__Description of the task__. Please write out the listing below again in its exact form.

[Available data — start]

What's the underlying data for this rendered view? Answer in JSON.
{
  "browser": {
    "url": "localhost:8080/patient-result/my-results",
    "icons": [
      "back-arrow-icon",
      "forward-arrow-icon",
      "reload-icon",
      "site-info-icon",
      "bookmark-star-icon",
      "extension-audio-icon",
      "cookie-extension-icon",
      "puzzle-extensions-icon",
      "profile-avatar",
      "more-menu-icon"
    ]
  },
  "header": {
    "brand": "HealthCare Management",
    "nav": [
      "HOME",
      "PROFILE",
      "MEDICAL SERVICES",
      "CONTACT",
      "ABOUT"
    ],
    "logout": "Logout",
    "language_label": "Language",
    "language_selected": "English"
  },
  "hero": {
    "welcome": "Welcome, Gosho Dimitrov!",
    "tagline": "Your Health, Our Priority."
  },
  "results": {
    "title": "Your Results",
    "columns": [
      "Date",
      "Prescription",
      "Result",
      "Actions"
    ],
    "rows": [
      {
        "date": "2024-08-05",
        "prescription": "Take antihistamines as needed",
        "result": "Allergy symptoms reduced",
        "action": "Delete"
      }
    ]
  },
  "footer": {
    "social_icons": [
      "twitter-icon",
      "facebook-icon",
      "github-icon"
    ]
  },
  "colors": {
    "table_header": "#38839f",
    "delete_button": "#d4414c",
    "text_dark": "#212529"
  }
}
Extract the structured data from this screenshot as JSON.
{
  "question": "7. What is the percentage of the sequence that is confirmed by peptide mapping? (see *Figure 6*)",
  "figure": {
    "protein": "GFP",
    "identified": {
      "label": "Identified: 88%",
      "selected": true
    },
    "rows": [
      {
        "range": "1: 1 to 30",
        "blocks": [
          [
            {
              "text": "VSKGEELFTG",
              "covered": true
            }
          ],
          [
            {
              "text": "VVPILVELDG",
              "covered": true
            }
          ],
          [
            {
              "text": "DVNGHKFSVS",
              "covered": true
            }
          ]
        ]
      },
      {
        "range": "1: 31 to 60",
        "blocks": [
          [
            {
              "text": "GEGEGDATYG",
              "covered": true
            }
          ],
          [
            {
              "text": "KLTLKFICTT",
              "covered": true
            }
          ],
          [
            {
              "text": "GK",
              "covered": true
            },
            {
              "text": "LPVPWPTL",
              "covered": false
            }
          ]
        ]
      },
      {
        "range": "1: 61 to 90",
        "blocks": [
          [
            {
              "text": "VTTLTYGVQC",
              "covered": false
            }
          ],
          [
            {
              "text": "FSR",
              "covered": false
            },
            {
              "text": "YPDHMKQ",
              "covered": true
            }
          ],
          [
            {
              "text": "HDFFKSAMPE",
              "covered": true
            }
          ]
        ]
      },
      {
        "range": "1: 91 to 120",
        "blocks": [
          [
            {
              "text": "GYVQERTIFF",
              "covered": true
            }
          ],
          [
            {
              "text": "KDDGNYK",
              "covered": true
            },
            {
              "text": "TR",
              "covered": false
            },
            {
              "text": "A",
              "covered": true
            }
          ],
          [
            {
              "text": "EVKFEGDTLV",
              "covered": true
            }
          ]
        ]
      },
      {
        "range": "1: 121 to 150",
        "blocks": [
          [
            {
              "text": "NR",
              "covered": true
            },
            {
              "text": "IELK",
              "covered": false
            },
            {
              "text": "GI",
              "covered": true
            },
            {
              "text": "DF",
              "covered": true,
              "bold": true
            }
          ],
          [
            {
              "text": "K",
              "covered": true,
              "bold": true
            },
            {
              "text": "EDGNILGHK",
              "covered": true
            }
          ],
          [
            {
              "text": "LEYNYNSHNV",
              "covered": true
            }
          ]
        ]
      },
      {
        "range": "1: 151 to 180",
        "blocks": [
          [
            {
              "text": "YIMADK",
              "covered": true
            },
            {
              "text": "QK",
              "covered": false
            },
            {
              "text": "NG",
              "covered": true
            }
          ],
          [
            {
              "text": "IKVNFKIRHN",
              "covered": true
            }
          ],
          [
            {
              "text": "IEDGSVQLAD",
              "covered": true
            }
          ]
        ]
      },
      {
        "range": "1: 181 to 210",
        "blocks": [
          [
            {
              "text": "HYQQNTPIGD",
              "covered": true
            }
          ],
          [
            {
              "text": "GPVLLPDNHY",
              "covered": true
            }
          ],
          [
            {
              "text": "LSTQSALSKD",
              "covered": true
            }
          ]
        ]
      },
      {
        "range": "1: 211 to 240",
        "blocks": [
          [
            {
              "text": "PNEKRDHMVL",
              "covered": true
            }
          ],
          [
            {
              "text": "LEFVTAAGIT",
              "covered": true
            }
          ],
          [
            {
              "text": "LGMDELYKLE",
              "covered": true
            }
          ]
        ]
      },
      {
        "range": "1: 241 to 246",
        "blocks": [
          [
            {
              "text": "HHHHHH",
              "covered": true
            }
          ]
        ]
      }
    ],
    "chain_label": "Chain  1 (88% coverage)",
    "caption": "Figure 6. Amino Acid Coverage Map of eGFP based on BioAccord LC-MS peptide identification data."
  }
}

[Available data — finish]

__Solved problem__.
What's the underlying data for this rendered view? Answer in JSON.
{
  "browser": {
    "url": "localhost:8080/patient-result/my-results",
    "icons": [
      "back-arrow-icon",
      "forward-arrow-icon",
      "reload-icon",
      "site-info-icon",
      "bookmark-star-icon",
      "extension-audio-icon",
      "cookie-extension-icon",
      "puzzle-extensions-icon",
      "profile-avatar",
      "more-menu-icon"
    ]
  },
  "header": {
    "brand": "HealthCare Management",
    "nav": [
      "HOME",
      "PROFILE",
      "MEDICAL SERVICES",
      "CONTACT",
      "ABOUT"
    ],
    "logout": "Logout",
    "language_label": "Language",
    "language_selected": "English"
  },
  "hero": {
    "welcome": "Welcome, Gosho Dimitrov!",
    "tagline": "Your Health, Our Priority."
  },
  "results": {
    "title": "Your Results",
    "columns": [
      "Date",
      "Prescription",
      "Result",
      "Actions"
    ],
    "rows": [
      {
        "date": "2024-08-05",
        "prescription": "Take antihistamines as needed",
        "result": "Allergy symptoms reduced",
        "action": "Delete"
      }
    ]
  },
  "footer": {
    "social_icons": [
      "twitter-icon",
      "facebook-icon",
      "github-icon"
    ]
  },
  "colors": {
    "table_header": "#38839f",
    "delete_button": "#d4414c",
    "text_dark": "#212529"
  }
}
Extract the structured data from this screenshot as JSON.
{
  "question": "7. What is the percentage of the sequence that is confirmed by peptide mapping? (see *Figure 6*)",
  "figure": {
    "protein": "GFP",
    "identified": {
      "label": "Identified: 88%",
      "selected": true
    },
    "rows": [
      {
        "range": "1: 1 to 30",
        "blocks": [
          [
            {
              "text": "VSKGEELFTG",
              "covered": true
            }
          ],
          [
            {
              "text": "VVPILVELDG",
              "covered": true
            }
          ],
          [
            {
              "text": "DVNGHKFSVS",
              "covered": true
            }
          ]
        ]
      },
      {
        "range": "1: 31 to 60",
        "blocks": [
          [
            {
              "text": "GEGEGDATYG",
              "covered": true
            }
          ],
          [
            {
              "text": "KLTLKFICTT",
              "covered": true
            }
          ],
          [
            {
              "text": "GK",
              "covered": true
            },
            {
              "text": "LPVPWPTL",
              "covered": false
            }
          ]
        ]
      },
      {
        "range": "1: 61 to 90",
        "blocks": [
          [
            {
              "text": "VTTLTYGVQC",
              "covered": false
            }
          ],
          [
            {
              "text": "FSR",
              "covered": false
            },
            {
              "text": "YPDHMKQ",
              "covered": true
            }
          ],
          [
            {
              "text": "HDFFKSAMPE",
              "covered": true
            }
          ]
        ]
      },
      {
        "range": "1: 91 to 120",
        "blocks": [
          [
            {
              "text": "GYVQERTIFF",
              "covered": true
            }
          ],
          [
            {
              "text": "KDDGNYK",
              "covered": true
            },
            {
              "text": "TR",
              "covered": false
            },
            {
              "text": "A",
              "covered": true
            }
          ],
          [
            {
              "text": "EVKFEGDTLV",
              "covered": true
            }
          ]
        ]
      },
      {
        "range": "1: 121 to 150",
        "blocks": [
          [
            {
              "text": "NR",
              "covered": true
            },
            {
              "text": "IELK",
              "covered": false
            },
            {
              "text": "GI",
              "covered": true
            },
            {
              "text": "DF",
              "covered": true,
              "bold": true
            }
          ],
          [
            {
              "text": "K",
              "covered": true,
              "bold": true
            },
            {
              "text": "EDGNILGHK",
              "covered": true
            }
          ],
          [
            {
              "text": "LEYNYNSHNV",
              "covered": true
            }
          ]
        ]
      },
      {
        "range": "1: 151 to 180",
        "blocks": [
          [
            {
              "text": "YIMADK",
              "covered": true
            },
            {
              "text": "QK",
              "covered": false
            },
            {
              "text": "NG",
              "covered": true
            }
          ],
          [
            {
              "text": "IKVNFKIRHN",
              "covered": true
            }
          ],
          [
            {
              "text": "IEDGSVQLAD",
              "covered": true
            }
          ]
        ]
      },
      {
        "range": "1: 181 to 210",
        "blocks": [
          [
            {
              "text": "HYQQNTPIGD",
              "covered": true
            }
          ],
          [
            {
              "text": "GPVLLPDNHY",
              "covered": true
            }
          ],
          [
            {
              "text": "LSTQSALSKD",
              "covered": true
            }
          ]
        ]
      },
      {
        "range": "1: 211 to 240",
        "blocks": [
          [
            {
              "text": "PNEKRDHMVL",
              "covered": true
            }
          ],
          [
            {
              "text": "LEFVTAAGIT",
              "covered": true
            }
          ],
          [
            {
              "text": "LGMDELYKLE",
              "covered": true
            }
          ]
        ]
      },
      {
        "range": "1: 241 to 246",
        "blocks": [
          [
            {
              "text": "HHHHHH",
              "covered": true
            }
          ]
        ]
      }
    ],
    "chain_label": "Chain  1 (88% coverage)",
    "caption": "Figure 6. Amino Acid Coverage Map of eGFP based on BioAccord LC-MS peptide identification data."
  }
}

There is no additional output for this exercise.